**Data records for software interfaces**
□ □ □ □ □
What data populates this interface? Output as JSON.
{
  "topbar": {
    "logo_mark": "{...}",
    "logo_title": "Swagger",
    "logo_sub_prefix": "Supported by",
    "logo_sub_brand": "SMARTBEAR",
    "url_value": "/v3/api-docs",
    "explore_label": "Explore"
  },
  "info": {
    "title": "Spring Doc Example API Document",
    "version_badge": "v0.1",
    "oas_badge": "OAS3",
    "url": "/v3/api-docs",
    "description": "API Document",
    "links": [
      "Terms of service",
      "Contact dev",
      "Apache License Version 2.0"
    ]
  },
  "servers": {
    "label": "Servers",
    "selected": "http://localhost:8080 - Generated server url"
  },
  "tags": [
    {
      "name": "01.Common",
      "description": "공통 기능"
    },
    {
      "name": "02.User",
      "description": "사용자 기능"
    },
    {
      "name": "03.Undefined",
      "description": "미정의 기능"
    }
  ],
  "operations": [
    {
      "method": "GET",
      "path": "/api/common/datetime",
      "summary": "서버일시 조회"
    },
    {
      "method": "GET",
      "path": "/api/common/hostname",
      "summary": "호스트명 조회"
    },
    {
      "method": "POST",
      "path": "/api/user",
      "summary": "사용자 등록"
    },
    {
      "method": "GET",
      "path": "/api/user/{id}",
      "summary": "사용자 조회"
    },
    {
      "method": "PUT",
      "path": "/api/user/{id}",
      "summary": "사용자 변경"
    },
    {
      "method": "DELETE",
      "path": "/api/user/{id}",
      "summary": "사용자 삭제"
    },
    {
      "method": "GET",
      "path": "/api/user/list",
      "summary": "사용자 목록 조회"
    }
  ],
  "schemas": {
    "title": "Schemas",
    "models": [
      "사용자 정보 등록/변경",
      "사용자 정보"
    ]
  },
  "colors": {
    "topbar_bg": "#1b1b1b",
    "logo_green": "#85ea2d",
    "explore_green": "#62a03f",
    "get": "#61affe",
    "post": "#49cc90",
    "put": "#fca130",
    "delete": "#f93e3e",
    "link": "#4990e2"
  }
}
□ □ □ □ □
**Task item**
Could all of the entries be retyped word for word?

**Worked solution**
What data populates this interface? Output as JSON.
{
  "topbar": {
    "logo_mark": "{...}",
    "logo_title": "Swagger",
    "logo_sub_prefix": "Supported by",
    "logo_sub_brand": "SMARTBEAR",
    "url_value": "/v3/api-docs",
    "explore_label": "Explore"
  },
  "info": {
    "title": "Spring Doc Example API Document",
    "version_badge": "v0.1",
    "oas_badge": "OAS3",
    "url": "/v3/api-docs",
    "description": "API Document",
    "links": [
      "Terms of service",
      "Contact dev",
      "Apache License Version 2.0"
    ]
  },
  "servers": {
    "label": "Servers",
    "selected": "http://localhost:8080 - Generated server url"
  },
  "tags": [
    {
      "name": "01.Common",
      "description": "공통 기능"
    },
    {
      "name": "02.User",
      "description": "사용자 기능"
    },
    {
      "name": "03.Undefined",
      "description": "미정의 기능"
    }
  ],
  "operations": [
    {
      "method": "GET",
      "path": "/api/common/datetime",
      "summary": "서버일시 조회"
    },
    {
      "method": "GET",
      "path": "/api/common/hostname",
      "summary": "호스트명 조회"
    },
    {
      "method": "POST",
      "path": "/api/user",
      "summary": "사용자 등록"
    },
    {
      "method": "GET",
      "path": "/api/user/{id}",
      "summary": "사용자 조회"
    },
    {
      "method": "PUT",
      "path": "/api/user/{id}",
      "summary": "사용자 변경"
    },
    {
      "method": "DELETE",
      "path": "/api/user/{id}",
      "summary": "사용자 삭제"
    },
    {
      "method": "GET",
      "path": "/api/user/list",
      "summary": "사용자 목록 조회"
    }
  ],
  "schemas": {
    "title": "Schemas",
    "models": [
      "사용자 정보 등록/변경",
      "사용자 정보"
    ]
  },
  "colors": {
    "topbar_bg": "#1b1b1b",
    "logo_green": "#85ea2d",
    "explore_green": "#62a03f",
    "get": "#61affe",
    "post": "#49cc90",
    "put": "#fca130",
    "delete": "#f93e3e",
    "link": "#4990e2"
  }
}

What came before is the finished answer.